God sees us as “sheep without a shepherd,” but God doesn’t leave us without a shepherd. It saddens the heart of God to see us flounder around, to see us wander away, to see us without care, to see us without a sense of hope and purpose. So God entered our human existence and experience in the person of Jesus, the Word made flesh. “I am the good shepherd,” Jesus said in John 10:14. “I know my sheep and my sheep know me.” That’s the Good News of our faith. The relationship between God and between humanity is a relationship of shepherd and sheep.
Scripture is well acquainted with sheep and shepherding, using that image time and again from the 23rd Psalm “The Lord is my Shepherd” to Ezekiel who speaks of the Lord as “shepherd of the people” to Micah who envisions the coming Messiah to be a shepherd to Jesus who says, “I am the Good Shepherd.”
In most of those images we envision a rather pastoral scene of the shepherd leading the way and all the sheep obediently following, all orderly and neat and in control.
But the reality of shepherding is not always so easy. Sometimes the sheep don’t want to go anywhere. They are contentedly munching grass, minding their own business. When the shepherd wants to move them, the shepherd has to stomp his feet sometimes, prod them a little bit to get them going. In fact, one of the purposes of the sling that shepherds would carry—like David’s sling—was not just to wound or kill a wolf or some other predator but the purpose of the sling was to guide and direct the sheep and sometimes to get them moving. A little pelt on the rear end for a sheep that strayed off in the wrong direction or the staff that reaches down and lifts up a sheep.
The work of a shepherd is not just walking around and the sheep are following, but the shepherd is right there in the midst of the sheep constantly caring and watching and going to get a sheep that’s strayed away or standing in the midst of the sheep feeding the sheep. That’s a beautiful image we find in the prophet Micah. In Micah 5 it says, “And he shall stand and feed his flock in the strength of the LORD, in the majesty of the name of the LORD…” And that image is not the image of a shepherd out front with the sheep somewhere back here following, but it is the image of the shepherd right there in the messy, middle of the flock feeding sheep.
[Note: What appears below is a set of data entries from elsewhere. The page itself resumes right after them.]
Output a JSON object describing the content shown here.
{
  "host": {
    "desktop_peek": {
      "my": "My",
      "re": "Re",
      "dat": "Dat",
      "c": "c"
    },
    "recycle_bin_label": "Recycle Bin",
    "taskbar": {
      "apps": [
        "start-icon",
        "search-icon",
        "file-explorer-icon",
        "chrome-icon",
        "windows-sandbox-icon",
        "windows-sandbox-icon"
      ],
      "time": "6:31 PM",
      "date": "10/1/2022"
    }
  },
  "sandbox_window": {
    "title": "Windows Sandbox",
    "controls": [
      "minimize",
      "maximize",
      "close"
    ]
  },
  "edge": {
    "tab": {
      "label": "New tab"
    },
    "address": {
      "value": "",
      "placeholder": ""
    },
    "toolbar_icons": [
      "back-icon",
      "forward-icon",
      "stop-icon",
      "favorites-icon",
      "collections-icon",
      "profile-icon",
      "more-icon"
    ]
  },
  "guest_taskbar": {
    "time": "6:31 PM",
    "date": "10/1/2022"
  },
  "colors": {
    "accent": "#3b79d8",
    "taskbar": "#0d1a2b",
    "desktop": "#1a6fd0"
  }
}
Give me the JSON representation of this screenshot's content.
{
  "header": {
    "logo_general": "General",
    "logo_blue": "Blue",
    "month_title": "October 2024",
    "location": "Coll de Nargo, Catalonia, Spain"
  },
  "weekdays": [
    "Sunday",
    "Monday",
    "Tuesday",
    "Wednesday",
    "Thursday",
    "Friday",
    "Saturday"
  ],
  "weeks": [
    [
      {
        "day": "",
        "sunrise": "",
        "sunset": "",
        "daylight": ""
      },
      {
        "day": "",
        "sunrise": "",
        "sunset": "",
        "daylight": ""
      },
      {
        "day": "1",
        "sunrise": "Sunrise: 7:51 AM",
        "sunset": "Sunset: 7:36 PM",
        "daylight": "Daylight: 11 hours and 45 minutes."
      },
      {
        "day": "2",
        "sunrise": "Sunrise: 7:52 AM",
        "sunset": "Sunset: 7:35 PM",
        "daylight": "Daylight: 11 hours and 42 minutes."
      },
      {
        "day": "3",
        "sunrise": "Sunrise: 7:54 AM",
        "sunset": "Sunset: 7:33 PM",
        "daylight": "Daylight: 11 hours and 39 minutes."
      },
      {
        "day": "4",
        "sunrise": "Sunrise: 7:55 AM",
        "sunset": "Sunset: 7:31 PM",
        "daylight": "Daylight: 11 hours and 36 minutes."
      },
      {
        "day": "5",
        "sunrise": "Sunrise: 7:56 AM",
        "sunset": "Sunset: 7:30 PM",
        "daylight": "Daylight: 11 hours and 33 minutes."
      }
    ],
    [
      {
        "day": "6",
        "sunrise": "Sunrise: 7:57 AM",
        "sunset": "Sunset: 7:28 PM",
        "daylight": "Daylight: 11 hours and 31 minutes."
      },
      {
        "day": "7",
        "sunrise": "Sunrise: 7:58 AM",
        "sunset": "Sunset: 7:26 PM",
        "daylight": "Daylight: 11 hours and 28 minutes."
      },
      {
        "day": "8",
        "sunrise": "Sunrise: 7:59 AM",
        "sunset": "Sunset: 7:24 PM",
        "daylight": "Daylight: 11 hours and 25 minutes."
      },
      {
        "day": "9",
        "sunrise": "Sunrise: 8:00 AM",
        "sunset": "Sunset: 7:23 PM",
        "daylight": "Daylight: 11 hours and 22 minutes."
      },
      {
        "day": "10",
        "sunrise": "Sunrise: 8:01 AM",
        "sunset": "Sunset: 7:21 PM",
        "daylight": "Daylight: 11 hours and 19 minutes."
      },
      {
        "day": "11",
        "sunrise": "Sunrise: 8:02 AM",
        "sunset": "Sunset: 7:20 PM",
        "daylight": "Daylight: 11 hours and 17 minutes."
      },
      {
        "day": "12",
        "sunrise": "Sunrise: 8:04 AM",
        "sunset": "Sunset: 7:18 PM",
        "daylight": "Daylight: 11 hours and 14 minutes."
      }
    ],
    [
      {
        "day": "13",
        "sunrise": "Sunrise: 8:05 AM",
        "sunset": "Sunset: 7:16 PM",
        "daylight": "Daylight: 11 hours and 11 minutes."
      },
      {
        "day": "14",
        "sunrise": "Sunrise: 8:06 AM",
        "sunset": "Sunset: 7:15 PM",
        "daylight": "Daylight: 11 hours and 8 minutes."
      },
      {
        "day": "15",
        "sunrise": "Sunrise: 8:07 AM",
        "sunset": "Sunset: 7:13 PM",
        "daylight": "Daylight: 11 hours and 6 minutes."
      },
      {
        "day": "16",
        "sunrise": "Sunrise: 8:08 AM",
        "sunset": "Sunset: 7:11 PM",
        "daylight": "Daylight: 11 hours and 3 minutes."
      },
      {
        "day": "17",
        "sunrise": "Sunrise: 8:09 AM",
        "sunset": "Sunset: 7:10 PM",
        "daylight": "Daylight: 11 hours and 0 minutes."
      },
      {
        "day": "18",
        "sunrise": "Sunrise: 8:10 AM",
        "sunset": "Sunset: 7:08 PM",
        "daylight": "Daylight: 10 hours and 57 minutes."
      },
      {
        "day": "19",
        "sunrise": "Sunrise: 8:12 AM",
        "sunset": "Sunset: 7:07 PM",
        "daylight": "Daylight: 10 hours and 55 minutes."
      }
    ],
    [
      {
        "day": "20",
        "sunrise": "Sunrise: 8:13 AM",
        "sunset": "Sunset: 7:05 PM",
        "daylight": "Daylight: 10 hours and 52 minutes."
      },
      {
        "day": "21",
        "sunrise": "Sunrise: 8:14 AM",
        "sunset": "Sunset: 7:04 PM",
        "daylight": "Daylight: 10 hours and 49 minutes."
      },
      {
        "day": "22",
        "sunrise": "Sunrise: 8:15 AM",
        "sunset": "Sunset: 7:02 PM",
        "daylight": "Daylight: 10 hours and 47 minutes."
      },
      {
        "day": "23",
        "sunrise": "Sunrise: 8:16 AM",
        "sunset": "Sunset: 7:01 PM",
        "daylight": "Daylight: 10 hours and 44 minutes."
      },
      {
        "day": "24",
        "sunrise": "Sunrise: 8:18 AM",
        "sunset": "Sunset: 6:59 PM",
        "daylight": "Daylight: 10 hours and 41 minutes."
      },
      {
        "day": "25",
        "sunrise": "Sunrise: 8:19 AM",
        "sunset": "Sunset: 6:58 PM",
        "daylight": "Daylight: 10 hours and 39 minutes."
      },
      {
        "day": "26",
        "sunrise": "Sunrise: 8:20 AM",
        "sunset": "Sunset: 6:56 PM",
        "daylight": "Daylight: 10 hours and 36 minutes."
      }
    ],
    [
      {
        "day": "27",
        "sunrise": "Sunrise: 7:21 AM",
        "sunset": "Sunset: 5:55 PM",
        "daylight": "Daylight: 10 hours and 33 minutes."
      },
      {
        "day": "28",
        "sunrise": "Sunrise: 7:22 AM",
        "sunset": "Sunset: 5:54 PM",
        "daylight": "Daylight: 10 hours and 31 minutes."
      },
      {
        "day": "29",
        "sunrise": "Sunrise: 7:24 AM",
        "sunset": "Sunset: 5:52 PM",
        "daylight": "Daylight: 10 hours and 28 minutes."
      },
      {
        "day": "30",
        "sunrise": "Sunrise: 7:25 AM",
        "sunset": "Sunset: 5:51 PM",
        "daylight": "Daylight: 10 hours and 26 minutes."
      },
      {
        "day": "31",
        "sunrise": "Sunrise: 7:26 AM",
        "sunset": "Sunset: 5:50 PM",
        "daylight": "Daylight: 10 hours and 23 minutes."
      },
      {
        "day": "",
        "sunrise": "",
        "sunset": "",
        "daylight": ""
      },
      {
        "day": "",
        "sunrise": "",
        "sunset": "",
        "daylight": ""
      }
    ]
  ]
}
And if you’ve ever fed livestock you know that they crowd around. They don’t stand in an orderly line to be fed. But they crowd around and they push and that image of the shepherd right there in the middle of the sheep is the image of getting jostled around and being right there in the middle of the mess and getting squashed a little bit and getting trampled on sometimes by sharp little hooves, fingers maybe getting accidentally nibbled by over-enthusiastic eaters.
That is the image of the Good Shepherd there right in the middle of the flock, right in the midst of where we live, right in the place where our lives take place, a place that’s sometimes very messy and disorderly and sometimes in the midst of sheep who are not necessarily willing to follow.
And so that tells us about the nature of the relationship between God and humanity. God is right there in the midst of us, a shepherd in the middle of the flock.
Thank you for sharing this early moment of your day with me, with God, and with the words and music that I hope you will carry with you throughout the coming day and night.
I am so grateful for you, for our church, and for the Love that will see us all through this very difficult time. Please stay safe and well and we’ll be together again in spirit tomorrow morning!
Grace and Peace,
Dr. Tim Bruster